Again, Fernandes’ presentation focused on figuring out your personal values and picking a career based on a company’s ability to match or exceed them.  However, one of the questions that was asked by one of the interns was what if a person can’t afford to wait for a company to meet their values and has to take whatever job is offered to them in order to pay the bills.  Fernandes acknowledged this possibility and understands that, especially in this economy, people are lucky to even have a job offer.  He stressed the importance of adaptability.  He states “Adaptability is a good thing just don’t sell your soul.  Don’t tilt too much.” 

Near the end of the presentation Fernandes handed out bracelets that had “igniting human potential” engraved on them.  Before the interns could put them on Mark instructed them to think of one thing that they want to do different, one thing that they want to change about how they handle situations, one thing that will make them a better leader.  Once they had their one thing they were then allowed to slip on the bracelet.  This exercise was meant to demonstrate that in order to ignite your human potential and become a great leader or employee, a person may need to change some of the negative behavior that is causing them to tilt. 

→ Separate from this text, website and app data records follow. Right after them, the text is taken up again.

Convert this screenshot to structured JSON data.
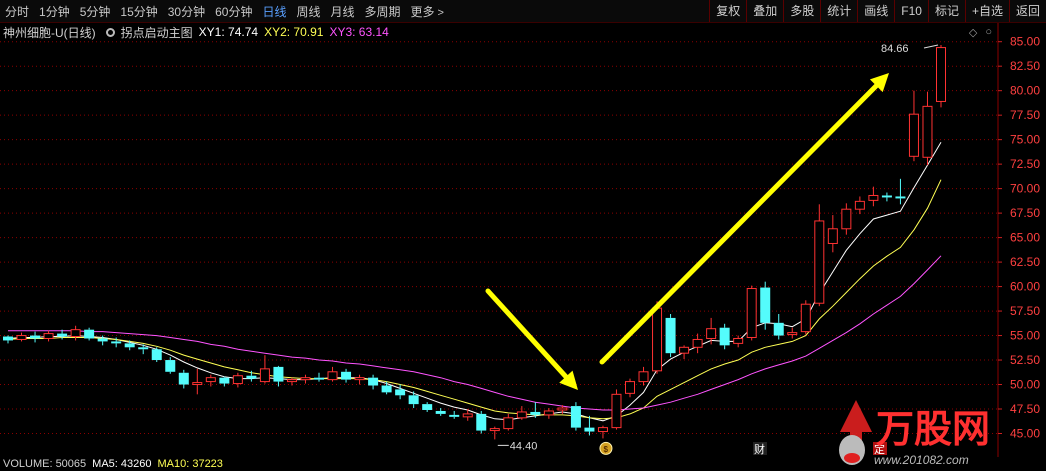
{
  "toolbar": {
    "periods": [
      "分时",
      "1分钟",
      "5分钟",
      "15分钟",
      "30分钟",
      "60分钟",
      "日线",
      "周线",
      "月线",
      "多周期",
      "更多"
    ],
    "active_period": "日线",
    "tools": [
      "复权",
      "叠加",
      "多股",
      "统计",
      "画线",
      "F10",
      "标记",
      "+自选",
      "返回"
    ]
  },
  "info": {
    "stock": "神州细胞-U(日线)",
    "indicator": "拐点启动主图",
    "xy1": "XY1: 74.74",
    "xy2": "XY2: 70.91",
    "xy3": "XY3: 63.14"
  },
  "volume": {
    "vol": "VOLUME: 50065",
    "ma5": "MA5: 43260",
    "ma10": "MA10: 37223"
  },
  "markers": {
    "cai": "财",
    "ding": "定"
  },
  "watermark": {
    "brand": "万股网",
    "url": "www.201082.com"
  },
  "chart_data": {
    "type": "candlestick",
    "y_ticks": [
      "85.00",
      "82.50",
      "80.00",
      "77.50",
      "75.00",
      "72.50",
      "70.00",
      "67.50",
      "65.00",
      "62.50",
      "60.00",
      "57.50",
      "55.00",
      "52.50",
      "50.00",
      "47.50",
      "45.00"
    ],
    "ylim": [
      43.5,
      85.5
    ],
    "high_label": "84.66",
    "low_label": "44.40",
    "grid": true,
    "colors": {
      "up": "#ff3232",
      "down": "#54fcfc",
      "line_xy1": "#ffffff",
      "line_xy2": "#ffff54",
      "line_xy3": "#ff54ff",
      "arrow": "#ffff00",
      "grid": "#8b0000",
      "axis_text": "#ff4040"
    },
    "candles": [
      [
        54.9,
        55.0,
        54.2,
        54.5
      ],
      [
        54.6,
        55.3,
        54.4,
        55.0
      ],
      [
        55.0,
        55.4,
        54.3,
        54.7
      ],
      [
        54.7,
        55.5,
        54.4,
        55.2
      ],
      [
        55.2,
        55.6,
        54.6,
        54.9
      ],
      [
        54.9,
        56.0,
        54.5,
        55.6
      ],
      [
        55.6,
        55.8,
        54.5,
        54.7
      ],
      [
        54.7,
        55.0,
        54.0,
        54.4
      ],
      [
        54.4,
        54.8,
        53.8,
        54.2
      ],
      [
        54.2,
        54.5,
        53.5,
        53.8
      ],
      [
        53.8,
        54.1,
        53.1,
        53.6
      ],
      [
        53.6,
        53.8,
        52.3,
        52.5
      ],
      [
        52.5,
        52.8,
        51.1,
        51.3
      ],
      [
        51.2,
        51.5,
        49.6,
        50.0
      ],
      [
        50.0,
        51.6,
        49.0,
        50.2
      ],
      [
        50.3,
        51.0,
        49.8,
        50.7
      ],
      [
        50.7,
        50.8,
        49.8,
        50.1
      ],
      [
        50.1,
        51.2,
        49.7,
        50.9
      ],
      [
        50.9,
        51.4,
        50.3,
        50.6
      ],
      [
        50.3,
        53.0,
        50.1,
        51.6
      ],
      [
        51.8,
        51.9,
        49.8,
        50.3
      ],
      [
        50.3,
        50.7,
        49.9,
        50.5
      ],
      [
        50.5,
        51.0,
        50.1,
        50.7
      ],
      [
        50.7,
        51.2,
        50.3,
        50.5
      ],
      [
        50.5,
        51.8,
        50.3,
        51.3
      ],
      [
        51.3,
        51.6,
        50.2,
        50.5
      ],
      [
        50.5,
        51.0,
        50.0,
        50.7
      ],
      [
        50.7,
        51.0,
        49.5,
        49.9
      ],
      [
        49.9,
        50.3,
        49.0,
        49.2
      ],
      [
        49.5,
        50.0,
        48.5,
        48.9
      ],
      [
        48.9,
        49.3,
        47.6,
        48.0
      ],
      [
        48.0,
        48.2,
        47.2,
        47.4
      ],
      [
        47.3,
        47.6,
        46.8,
        47.0
      ],
      [
        46.9,
        47.3,
        46.5,
        46.7
      ],
      [
        46.7,
        47.5,
        46.3,
        47.0
      ],
      [
        47.0,
        47.3,
        45.0,
        45.3
      ],
      [
        45.3,
        45.7,
        44.4,
        45.5
      ],
      [
        45.5,
        47.0,
        45.3,
        46.6
      ],
      [
        46.6,
        47.8,
        46.4,
        47.2
      ],
      [
        47.2,
        48.2,
        46.6,
        46.9
      ],
      [
        46.9,
        47.6,
        46.5,
        47.3
      ],
      [
        47.4,
        47.9,
        47.0,
        47.6
      ],
      [
        47.8,
        48.2,
        45.3,
        45.6
      ],
      [
        45.6,
        46.8,
        44.8,
        45.2
      ],
      [
        45.2,
        45.8,
        44.5,
        45.6
      ],
      [
        45.6,
        49.5,
        45.4,
        49.0
      ],
      [
        49.1,
        50.6,
        48.7,
        50.3
      ],
      [
        50.3,
        51.8,
        49.9,
        51.3
      ],
      [
        51.4,
        58.5,
        51.1,
        57.8
      ],
      [
        56.8,
        57.2,
        52.8,
        53.2
      ],
      [
        53.2,
        54.0,
        52.6,
        53.8
      ],
      [
        53.8,
        55.2,
        53.2,
        54.6
      ],
      [
        54.7,
        56.8,
        54.1,
        55.7
      ],
      [
        55.8,
        56.2,
        53.6,
        54.0
      ],
      [
        54.2,
        55.0,
        53.8,
        54.7
      ],
      [
        54.8,
        60.1,
        54.5,
        59.8
      ],
      [
        59.9,
        60.5,
        55.6,
        56.3
      ],
      [
        56.3,
        57.2,
        54.6,
        55.0
      ],
      [
        55.1,
        55.8,
        54.7,
        55.3
      ],
      [
        55.4,
        58.6,
        55.1,
        58.2
      ],
      [
        58.3,
        68.4,
        58.0,
        66.7
      ],
      [
        64.4,
        67.3,
        63.5,
        65.9
      ],
      [
        65.9,
        68.5,
        65.3,
        67.9
      ],
      [
        67.9,
        69.2,
        67.4,
        68.7
      ],
      [
        68.8,
        70.2,
        68.2,
        69.3
      ],
      [
        69.3,
        69.6,
        68.7,
        69.1
      ],
      [
        69.2,
        71.0,
        68.4,
        69.0
      ],
      [
        73.3,
        80.0,
        72.8,
        77.6
      ],
      [
        73.2,
        79.9,
        72.4,
        78.4
      ],
      [
        78.9,
        84.66,
        78.3,
        84.4
      ]
    ],
    "series": [
      {
        "name": "XY1",
        "values": [
          54.7,
          54.8,
          54.8,
          54.9,
          54.9,
          55.0,
          54.9,
          54.8,
          54.6,
          54.3,
          54.0,
          53.6,
          53.0,
          52.3,
          51.7,
          51.2,
          50.8,
          50.6,
          50.6,
          50.7,
          50.6,
          50.5,
          50.5,
          50.6,
          50.7,
          50.7,
          50.7,
          50.5,
          50.1,
          49.6,
          49.1,
          48.6,
          48.1,
          47.7,
          47.4,
          46.9,
          46.5,
          46.4,
          46.6,
          46.8,
          47.0,
          47.2,
          47.0,
          46.6,
          46.3,
          46.8,
          47.9,
          49.2,
          51.5,
          52.6,
          53.3,
          53.9,
          54.5,
          54.4,
          54.4,
          55.8,
          56.3,
          56.2,
          55.9,
          56.7,
          59.3,
          61.5,
          63.7,
          65.4,
          66.9,
          67.3,
          67.7,
          70.1,
          72.4,
          74.74
        ]
      },
      {
        "name": "XY2",
        "values": [
          54.6,
          54.7,
          54.7,
          54.7,
          54.8,
          54.8,
          54.8,
          54.7,
          54.6,
          54.4,
          54.2,
          53.9,
          53.5,
          53.0,
          52.6,
          52.2,
          51.8,
          51.5,
          51.2,
          51.0,
          50.8,
          50.7,
          50.6,
          50.6,
          50.6,
          50.6,
          50.6,
          50.5,
          50.3,
          50.0,
          49.7,
          49.3,
          48.9,
          48.5,
          48.1,
          47.7,
          47.3,
          47.1,
          47.0,
          46.9,
          46.9,
          46.9,
          46.8,
          46.6,
          46.5,
          46.6,
          47.0,
          47.6,
          48.8,
          49.5,
          50.2,
          50.9,
          51.6,
          52.1,
          52.5,
          53.3,
          53.8,
          54.1,
          54.4,
          55.0,
          56.7,
          58.0,
          59.4,
          60.8,
          62.1,
          63.1,
          64.0,
          65.8,
          68.0,
          70.91
        ]
      },
      {
        "name": "XY3",
        "values": [
          55.5,
          55.5,
          55.5,
          55.5,
          55.5,
          55.5,
          55.4,
          55.4,
          55.3,
          55.2,
          55.1,
          55.0,
          54.8,
          54.6,
          54.4,
          54.1,
          53.9,
          53.6,
          53.4,
          53.2,
          53.0,
          52.8,
          52.7,
          52.5,
          52.4,
          52.2,
          52.1,
          51.9,
          51.7,
          51.5,
          51.3,
          51.0,
          50.7,
          50.3,
          50.0,
          49.6,
          49.2,
          48.8,
          48.5,
          48.2,
          48.0,
          47.8,
          47.6,
          47.5,
          47.4,
          47.4,
          47.5,
          47.6,
          47.9,
          48.2,
          48.6,
          49.0,
          49.5,
          50.0,
          50.5,
          51.1,
          51.6,
          52.0,
          52.4,
          52.9,
          53.7,
          54.5,
          55.3,
          56.2,
          57.2,
          58.1,
          59.0,
          60.3,
          61.7,
          63.14
        ]
      }
    ]
  }
}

As the YRichmond crew headed out the door, Fernandes hopes the bracelets will serve as a reminder to the interns to grow straight and beautiful in their careers and to challenge past traditions in order to create a workforce full of value based leaders.

This guy was one of the scavenger hunt clue items for the #YRichmond Amazing Race event!
rvanews:

farrarsays:

Anyone know what this little #rva gem is? #bestfindoftheday (Taken with Instagram)

This guy used to be attached to the Diamond…before he moved.

This guy was one of the scavenger hunt clue items for the #YRichmond Amazing Race event!

rvanews:

farrarsays:

Anyone know what this little #rva gem is? #bestfindoftheday (Taken with Instagram)

This guy used to be attached to the Diamond…before he moved.

rvanews:

Some of the nation’s most renowned chefs will be in town this Saturday to kick off Broad Appétit by taking part in OFF Broad Appétit. These culinary stars will craft special meals, while local beer, spirits, and farmers will be on hand for a smörgåsbord of local fare.
More HERE

rvanews:

Some of the nation’s most renowned chefs will be in town this Saturday to kick off Broad Appétit by taking part in OFF Broad Appétit. These culinary stars will craft special meals, while local beer, spirits, and farmers will be on hand for a smörgåsbord of local fare.

More HERE